The retirement annuity, pension fund and provident fund
When you speak to a financial advisor or join a new company, you might be either forced or encouraged to buy into a retirement product. As these products have lots of regulations and legal obligations, it might feel like you’re pouring money into a bottomless pit.
Don’t be discouraged, as this article will help clarify what the differences are between a retirement annuity, pension fund and provident fund. And let’s do this in simple language
Retirement products: an overview
Many people have issues with saving for retirement. Once the money is in their bank account, they spend it. To overcome terrible money habits, retirement products such as RAs, provident and pension funds were created to help us save for the long run.
When investing in the retirement products below , the money is placed in a ‘wrapper’. Any money that is placed into it will need to adhere to the rules of the product.
RAs are governed by regulation 28. The idea is that you put money into the policy and you only access it at retirement (55). Generally, funds are paid monthly, as most people don’t have a lump sum lying around. Many providers allow you to choose what funds you’re investing in.
Here are some highlights:
- Less than 75% can be invested in shares/stocks
- 30% or less can be taken offshore (with an additional 10% in Africa)
Retirement annuity policies
In some cases, you might get a policy retirement annuity – You sign a contract to pay an amount every month until retirement. If you default, you will need to pay severe penalties. These penalties might mean you lose all your profits or even some of your capital!
So, you’re starting a new job. You signed the contract and see on your payslip that you have a deduction for a pension fund. Pension funds are generally for employees of a company and are funded through monthly contributions. There are certain discounts on fees and investments when bulk buying, and thus employers will often force their employees to invest in these funds.
This fund is managed by trustees who decide what to invest in.
What happens when I resign?
If you resign or leave the company, you need to move your money away from the pension fund. You can move it to:
- your new employer’s pension fund
- a preservation fund
- a retirement annuity
You are also to cash out up to a third of the money. Taxes will be payable on all money withdrawn.
After the changes of the law on 1 March 2021, provident and pension funds are basically the same now. Previously, you could withdraw all the money from a provident fund but is not possible anymore.
Provident funds, like pension funds are generally available through employers who want to look out for their employees. When you leave, the same rules as pension funds apply.
So, you leave your current employer and you need to move your money out of a pension fund.
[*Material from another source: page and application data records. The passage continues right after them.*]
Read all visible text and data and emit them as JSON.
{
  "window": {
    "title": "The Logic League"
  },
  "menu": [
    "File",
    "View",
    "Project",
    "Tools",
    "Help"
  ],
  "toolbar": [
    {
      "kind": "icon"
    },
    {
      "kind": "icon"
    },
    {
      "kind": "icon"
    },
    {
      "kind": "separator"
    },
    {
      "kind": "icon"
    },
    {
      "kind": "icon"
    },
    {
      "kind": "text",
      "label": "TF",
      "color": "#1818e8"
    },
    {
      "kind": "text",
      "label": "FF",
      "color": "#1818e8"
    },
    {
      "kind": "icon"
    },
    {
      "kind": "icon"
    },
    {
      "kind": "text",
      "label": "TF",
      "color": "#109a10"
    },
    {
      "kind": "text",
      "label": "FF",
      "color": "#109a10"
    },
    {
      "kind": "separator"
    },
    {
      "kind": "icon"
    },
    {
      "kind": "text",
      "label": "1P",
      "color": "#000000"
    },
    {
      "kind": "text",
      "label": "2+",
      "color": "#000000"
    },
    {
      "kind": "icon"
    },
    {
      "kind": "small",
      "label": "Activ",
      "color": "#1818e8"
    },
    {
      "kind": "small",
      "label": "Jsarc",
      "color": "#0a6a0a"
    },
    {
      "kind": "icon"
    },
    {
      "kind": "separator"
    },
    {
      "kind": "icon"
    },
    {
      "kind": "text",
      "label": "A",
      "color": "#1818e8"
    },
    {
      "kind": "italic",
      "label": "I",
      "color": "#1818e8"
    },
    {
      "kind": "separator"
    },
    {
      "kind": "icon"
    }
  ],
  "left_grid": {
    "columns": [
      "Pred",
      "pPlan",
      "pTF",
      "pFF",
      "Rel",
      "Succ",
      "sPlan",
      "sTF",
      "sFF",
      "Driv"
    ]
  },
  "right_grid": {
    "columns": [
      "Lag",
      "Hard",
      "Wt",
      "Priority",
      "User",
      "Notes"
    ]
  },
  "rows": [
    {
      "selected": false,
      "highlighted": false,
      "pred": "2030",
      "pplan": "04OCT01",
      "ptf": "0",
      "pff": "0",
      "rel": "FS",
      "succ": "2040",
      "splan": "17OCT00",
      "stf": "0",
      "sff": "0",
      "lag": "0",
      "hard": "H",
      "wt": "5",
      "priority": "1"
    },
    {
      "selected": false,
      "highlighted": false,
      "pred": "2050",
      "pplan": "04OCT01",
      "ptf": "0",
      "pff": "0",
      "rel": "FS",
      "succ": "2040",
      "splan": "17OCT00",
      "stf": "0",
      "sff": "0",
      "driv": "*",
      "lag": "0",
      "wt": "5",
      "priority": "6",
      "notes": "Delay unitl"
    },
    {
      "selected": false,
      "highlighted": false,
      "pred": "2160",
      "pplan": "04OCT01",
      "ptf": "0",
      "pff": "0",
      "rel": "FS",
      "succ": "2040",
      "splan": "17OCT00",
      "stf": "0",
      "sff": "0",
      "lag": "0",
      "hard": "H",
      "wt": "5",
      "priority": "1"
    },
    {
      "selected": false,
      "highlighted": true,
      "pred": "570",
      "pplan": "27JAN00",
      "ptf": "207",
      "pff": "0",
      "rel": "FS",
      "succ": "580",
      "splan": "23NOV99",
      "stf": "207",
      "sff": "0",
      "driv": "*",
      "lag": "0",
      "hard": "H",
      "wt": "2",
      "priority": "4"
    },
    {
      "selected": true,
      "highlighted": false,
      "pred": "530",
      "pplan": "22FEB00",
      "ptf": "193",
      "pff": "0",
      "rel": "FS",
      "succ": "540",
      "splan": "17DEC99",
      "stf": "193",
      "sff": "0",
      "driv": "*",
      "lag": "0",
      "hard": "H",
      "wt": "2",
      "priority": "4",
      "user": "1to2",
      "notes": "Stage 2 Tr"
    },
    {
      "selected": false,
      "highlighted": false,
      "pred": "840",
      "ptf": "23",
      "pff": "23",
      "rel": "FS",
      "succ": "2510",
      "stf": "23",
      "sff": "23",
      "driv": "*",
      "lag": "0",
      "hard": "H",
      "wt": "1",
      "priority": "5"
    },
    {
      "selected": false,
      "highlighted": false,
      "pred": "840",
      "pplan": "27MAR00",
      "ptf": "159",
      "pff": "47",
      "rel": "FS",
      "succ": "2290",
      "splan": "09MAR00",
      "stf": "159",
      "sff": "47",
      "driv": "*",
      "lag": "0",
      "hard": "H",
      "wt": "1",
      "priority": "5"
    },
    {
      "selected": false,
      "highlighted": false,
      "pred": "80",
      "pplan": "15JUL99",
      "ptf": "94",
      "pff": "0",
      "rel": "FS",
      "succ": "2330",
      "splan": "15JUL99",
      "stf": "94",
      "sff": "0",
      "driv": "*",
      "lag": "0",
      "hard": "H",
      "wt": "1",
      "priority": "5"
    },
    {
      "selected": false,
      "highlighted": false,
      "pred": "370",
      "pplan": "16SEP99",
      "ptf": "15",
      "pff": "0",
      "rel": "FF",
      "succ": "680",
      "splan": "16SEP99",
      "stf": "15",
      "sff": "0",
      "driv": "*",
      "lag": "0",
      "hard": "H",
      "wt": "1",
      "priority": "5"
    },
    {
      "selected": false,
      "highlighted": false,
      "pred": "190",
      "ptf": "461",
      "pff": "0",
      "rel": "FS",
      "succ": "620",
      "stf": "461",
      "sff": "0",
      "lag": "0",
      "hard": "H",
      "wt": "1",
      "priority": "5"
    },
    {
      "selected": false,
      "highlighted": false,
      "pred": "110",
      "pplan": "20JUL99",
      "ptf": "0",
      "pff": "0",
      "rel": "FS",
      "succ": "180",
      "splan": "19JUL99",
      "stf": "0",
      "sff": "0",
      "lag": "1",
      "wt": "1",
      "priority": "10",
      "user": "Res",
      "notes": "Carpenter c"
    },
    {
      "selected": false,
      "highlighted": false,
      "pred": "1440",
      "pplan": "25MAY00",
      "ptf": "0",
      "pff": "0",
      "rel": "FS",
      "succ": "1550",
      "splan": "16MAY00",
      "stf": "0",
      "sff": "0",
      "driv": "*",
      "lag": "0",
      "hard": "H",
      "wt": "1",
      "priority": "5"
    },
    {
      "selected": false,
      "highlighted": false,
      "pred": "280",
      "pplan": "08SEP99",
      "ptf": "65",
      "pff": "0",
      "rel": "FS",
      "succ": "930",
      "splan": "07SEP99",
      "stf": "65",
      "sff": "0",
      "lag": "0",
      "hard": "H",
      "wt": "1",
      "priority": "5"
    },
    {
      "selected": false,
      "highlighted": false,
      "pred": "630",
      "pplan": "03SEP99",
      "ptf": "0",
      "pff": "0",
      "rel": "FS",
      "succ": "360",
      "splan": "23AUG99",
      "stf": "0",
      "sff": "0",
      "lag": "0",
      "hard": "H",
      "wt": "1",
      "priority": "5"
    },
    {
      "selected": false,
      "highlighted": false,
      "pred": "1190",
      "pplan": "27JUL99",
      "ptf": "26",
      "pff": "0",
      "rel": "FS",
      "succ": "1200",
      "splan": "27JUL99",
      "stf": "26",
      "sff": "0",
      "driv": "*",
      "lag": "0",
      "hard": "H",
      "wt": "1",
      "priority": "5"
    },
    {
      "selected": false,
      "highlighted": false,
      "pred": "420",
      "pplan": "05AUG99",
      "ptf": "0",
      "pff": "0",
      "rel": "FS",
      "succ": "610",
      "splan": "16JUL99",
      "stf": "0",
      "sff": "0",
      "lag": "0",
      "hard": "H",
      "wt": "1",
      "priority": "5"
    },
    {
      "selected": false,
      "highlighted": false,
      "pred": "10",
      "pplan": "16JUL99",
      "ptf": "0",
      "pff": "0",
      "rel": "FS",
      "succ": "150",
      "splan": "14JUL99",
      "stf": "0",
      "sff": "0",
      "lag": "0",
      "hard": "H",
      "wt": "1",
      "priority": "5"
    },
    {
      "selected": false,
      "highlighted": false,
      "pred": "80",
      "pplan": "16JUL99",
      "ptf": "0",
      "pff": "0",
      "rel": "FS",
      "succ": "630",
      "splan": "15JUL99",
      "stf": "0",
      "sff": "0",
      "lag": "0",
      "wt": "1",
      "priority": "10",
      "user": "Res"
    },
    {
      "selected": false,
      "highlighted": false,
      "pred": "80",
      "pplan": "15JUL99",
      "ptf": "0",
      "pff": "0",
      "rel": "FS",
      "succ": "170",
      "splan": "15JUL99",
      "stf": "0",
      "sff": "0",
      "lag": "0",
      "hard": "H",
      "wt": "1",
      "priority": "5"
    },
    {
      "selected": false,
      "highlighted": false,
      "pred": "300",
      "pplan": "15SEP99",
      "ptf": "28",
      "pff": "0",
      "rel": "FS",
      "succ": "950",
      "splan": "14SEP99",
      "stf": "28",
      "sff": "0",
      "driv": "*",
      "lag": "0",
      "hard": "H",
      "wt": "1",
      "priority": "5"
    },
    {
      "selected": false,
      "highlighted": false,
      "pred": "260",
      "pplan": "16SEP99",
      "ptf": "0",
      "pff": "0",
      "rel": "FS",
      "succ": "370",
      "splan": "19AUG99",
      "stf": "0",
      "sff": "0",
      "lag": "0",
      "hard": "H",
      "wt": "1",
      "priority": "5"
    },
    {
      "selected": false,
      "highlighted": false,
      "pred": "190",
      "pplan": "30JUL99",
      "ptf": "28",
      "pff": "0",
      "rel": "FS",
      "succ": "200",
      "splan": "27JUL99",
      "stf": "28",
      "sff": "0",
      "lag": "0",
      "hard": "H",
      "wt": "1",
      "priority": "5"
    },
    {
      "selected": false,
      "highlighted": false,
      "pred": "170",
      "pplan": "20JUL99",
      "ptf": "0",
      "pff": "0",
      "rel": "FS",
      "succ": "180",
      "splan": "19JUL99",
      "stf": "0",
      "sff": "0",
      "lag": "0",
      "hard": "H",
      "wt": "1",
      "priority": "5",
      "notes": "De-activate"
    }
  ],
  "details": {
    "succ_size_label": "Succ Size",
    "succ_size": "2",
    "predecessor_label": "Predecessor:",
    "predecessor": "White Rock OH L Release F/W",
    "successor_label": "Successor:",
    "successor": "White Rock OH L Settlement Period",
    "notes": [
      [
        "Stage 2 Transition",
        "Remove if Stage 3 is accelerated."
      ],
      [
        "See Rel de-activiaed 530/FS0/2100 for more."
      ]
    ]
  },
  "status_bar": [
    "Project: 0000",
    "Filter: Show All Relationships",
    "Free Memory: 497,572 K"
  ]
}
Preservation funds are designed for this. You can move your money into a preservation fund to keep your money growing tax-free.
In case something bad happens, you are allowed to make one partial/full withdrawal before you reach age 55. Once you’ve made the withdrawal, you have to wait until 55 to withdraw the money.
What happens when I retire?
For RAs and pension funds, you are able to withdraw up to 1/3 of the money in a cash lump sum. If the amount is less than R 247 500, you can withdraw everything. All withdrawals will be taxable!
The money that remains must be used to buy an annuity. You could either choose a living or a life annuity.
Living and life annuities
A living annuity is like a savings account. You put your money in there and are allowed to withdraw a certain amount every year.
A life annuity is like an insurance policy. It will pay you a fixed amount every month (escalating with inflation if negotiated beforehand) until the day you die. When you die, the money stops flowing.
Retirement products and tax
When you put money in, you will get tax back on your contributions. It is calculated on the greater of: 27.5% of total gross taxable income or 27.5% of total gross remuneration, having an annual ceiling of R350 000.
Retirement products are tax deferred . When you retire and withdraw the money through a lump sum or a monthly pension/annuity, you will need to pay income tax.
Because of overregulation to protect people from themselves and people in the financial sector, there are often large fees payable. Fees are generally calculated as a percentage of the entire fund value. This means that the more money you have in the fund, the more the fees.
A good measure would be to ask for EAC – effective annual cost. This should include everything – advisor fees, platform fees, fund management fees, etc.
Pension products assist people in saving – as most people spend money as it comes in. It was created to defer taxes until retirement.
Retirement annuities are regulated by regulation 28. Though you often can choose what you’re investing in, you are bound by the rules.
Employers use pension and provident funds to help employees save. When you move to another employer, you might need to move your money into another pension fund or into a preservation fund.